▸ Exercise: Repeat the entries shown below with every word and mark intact.

▸ Entries shown:
◆ ◆ ◆ ◆ ◆
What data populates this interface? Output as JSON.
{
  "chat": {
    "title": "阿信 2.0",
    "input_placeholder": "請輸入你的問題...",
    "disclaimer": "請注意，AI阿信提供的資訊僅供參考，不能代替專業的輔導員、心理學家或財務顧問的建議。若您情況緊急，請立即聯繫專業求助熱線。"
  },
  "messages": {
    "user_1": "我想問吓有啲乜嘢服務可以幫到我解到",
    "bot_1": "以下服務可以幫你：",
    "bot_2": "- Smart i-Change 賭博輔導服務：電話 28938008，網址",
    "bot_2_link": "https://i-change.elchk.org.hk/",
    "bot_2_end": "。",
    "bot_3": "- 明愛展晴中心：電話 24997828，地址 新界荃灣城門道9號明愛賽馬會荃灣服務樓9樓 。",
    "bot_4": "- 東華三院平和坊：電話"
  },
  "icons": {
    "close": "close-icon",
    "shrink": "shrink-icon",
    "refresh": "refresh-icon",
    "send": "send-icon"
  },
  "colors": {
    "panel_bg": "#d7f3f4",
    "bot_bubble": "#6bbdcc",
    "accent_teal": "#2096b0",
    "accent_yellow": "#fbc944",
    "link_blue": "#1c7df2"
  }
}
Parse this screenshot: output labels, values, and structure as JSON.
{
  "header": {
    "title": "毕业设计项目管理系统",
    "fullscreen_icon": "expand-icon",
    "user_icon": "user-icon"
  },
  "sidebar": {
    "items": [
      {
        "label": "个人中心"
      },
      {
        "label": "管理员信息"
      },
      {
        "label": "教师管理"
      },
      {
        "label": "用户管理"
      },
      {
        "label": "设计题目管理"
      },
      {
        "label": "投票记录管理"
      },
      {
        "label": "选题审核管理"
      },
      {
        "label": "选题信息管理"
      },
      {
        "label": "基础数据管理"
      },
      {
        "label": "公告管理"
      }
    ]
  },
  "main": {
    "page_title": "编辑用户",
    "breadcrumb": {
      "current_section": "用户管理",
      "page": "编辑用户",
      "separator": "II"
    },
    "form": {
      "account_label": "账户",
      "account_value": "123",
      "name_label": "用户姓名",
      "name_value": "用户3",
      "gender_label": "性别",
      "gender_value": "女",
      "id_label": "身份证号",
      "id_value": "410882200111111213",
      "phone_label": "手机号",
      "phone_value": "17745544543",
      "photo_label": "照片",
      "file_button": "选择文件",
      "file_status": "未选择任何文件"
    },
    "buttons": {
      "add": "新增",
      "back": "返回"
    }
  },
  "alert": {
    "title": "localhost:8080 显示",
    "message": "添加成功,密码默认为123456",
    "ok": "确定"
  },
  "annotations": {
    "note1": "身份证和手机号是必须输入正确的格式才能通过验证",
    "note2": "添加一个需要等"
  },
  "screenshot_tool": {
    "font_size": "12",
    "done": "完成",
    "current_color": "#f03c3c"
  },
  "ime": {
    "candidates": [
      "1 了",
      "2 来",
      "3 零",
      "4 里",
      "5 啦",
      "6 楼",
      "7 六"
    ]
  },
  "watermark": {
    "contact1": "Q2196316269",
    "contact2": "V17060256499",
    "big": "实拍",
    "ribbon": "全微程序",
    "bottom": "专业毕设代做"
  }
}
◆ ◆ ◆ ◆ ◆
▸ Solution for this exercise:
What data populates this interface? Output as JSON.
{
  "chat": {
    "title": "阿信 2.0",
    "input_placeholder": "請輸入你的問題...",
    "disclaimer": "請注意，AI阿信提供的資訊僅供參考，不能代替專業的輔導員、心理學家或財務顧問的建議。若您情況緊急，請立即聯繫專業求助熱線。"
  },
  "messages": {
    "user_1": "我想問吓有啲乜嘢服務可以幫到我解到",
    "bot_1": "以下服務可以幫你：",
    "bot_2": "- Smart i-Change 賭博輔導服務：電話 28938008，網址",
    "bot_2_link": "https://i-change.elchk.org.hk/",
    "bot_2_end": "。",
    "bot_3": "- 明愛展晴中心：電話 24997828，地址 新界荃灣城門道9號明愛賽馬會荃灣服務樓9樓 。",
    "bot_4": "- 東華三院平和坊：電話"
  },
  "icons": {
    "close": "close-icon",
    "shrink": "shrink-icon",
    "refresh": "refresh-icon",
    "send": "send-icon"
  },
  "colors": {
    "panel_bg": "#d7f3f4",
    "bot_bubble": "#6bbdcc",
    "accent_teal": "#2096b0",
    "accent_yellow": "#fbc944",
    "link_blue": "#1c7df2"
  }
}
Parse this screenshot: output labels, values, and structure as JSON.
{
  "header": {
    "title": "毕业设计项目管理系统",
    "fullscreen_icon": "expand-icon",
    "user_icon": "user-icon"
  },
  "sidebar": {
    "items": [
      {
        "label": "个人中心"
      },
      {
        "label": "管理员信息"
      },
      {
        "label": "教师管理"
      },
      {
        "label": "用户管理"
      },
      {
        "label": "设计题目管理"
      },
      {
        "label": "投票记录管理"
      },
      {
        "label": "选题审核管理"
      },
      {
        "label": "选题信息管理"
      },
      {
        "label": "基础数据管理"
      },
      {
        "label": "公告管理"
      }
    ]
  },
  "main": {
    "page_title": "编辑用户",
    "breadcrumb": {
      "current_section": "用户管理",
      "page": "编辑用户",
      "separator": "II"
    },
    "form": {
      "account_label": "账户",
      "account_value": "123",
      "name_label": "用户姓名",
      "name_value": "用户3",
      "gender_label": "性别",
      "gender_value": "女",
      "id_label": "身份证号",
      "id_value": "410882200111111213",
      "phone_label": "手机号",
      "phone_value": "17745544543",
      "photo_label": "照片",
      "file_button": "选择文件",
      "file_status": "未选择任何文件"
    },
    "buttons": {
      "add": "新增",
      "back": "返回"
    }
  },
  "alert": {
    "title": "localhost:8080 显示",
    "message": "添加成功,密码默认为123456",
    "ok": "确定"
  },
  "annotations": {
    "note1": "身份证和手机号是必须输入正确的格式才能通过验证",
    "note2": "添加一个需要等"
  },
  "screenshot_tool": {
    "font_size": "12",
    "done": "完成",
    "current_color": "#f03c3c"
  },
  "ime": {
    "candidates": [
      "1 了",
      "2 来",
      "3 零",
      "4 里",
      "5 啦",
      "6 楼",
      "7 六"
    ]
  },
  "watermark": {
    "contact1": "Q2196316269",
    "contact2": "V17060256499",
    "big": "实拍",
    "ribbon": "全微程序",
    "bottom": "专业毕设代做"
  }
}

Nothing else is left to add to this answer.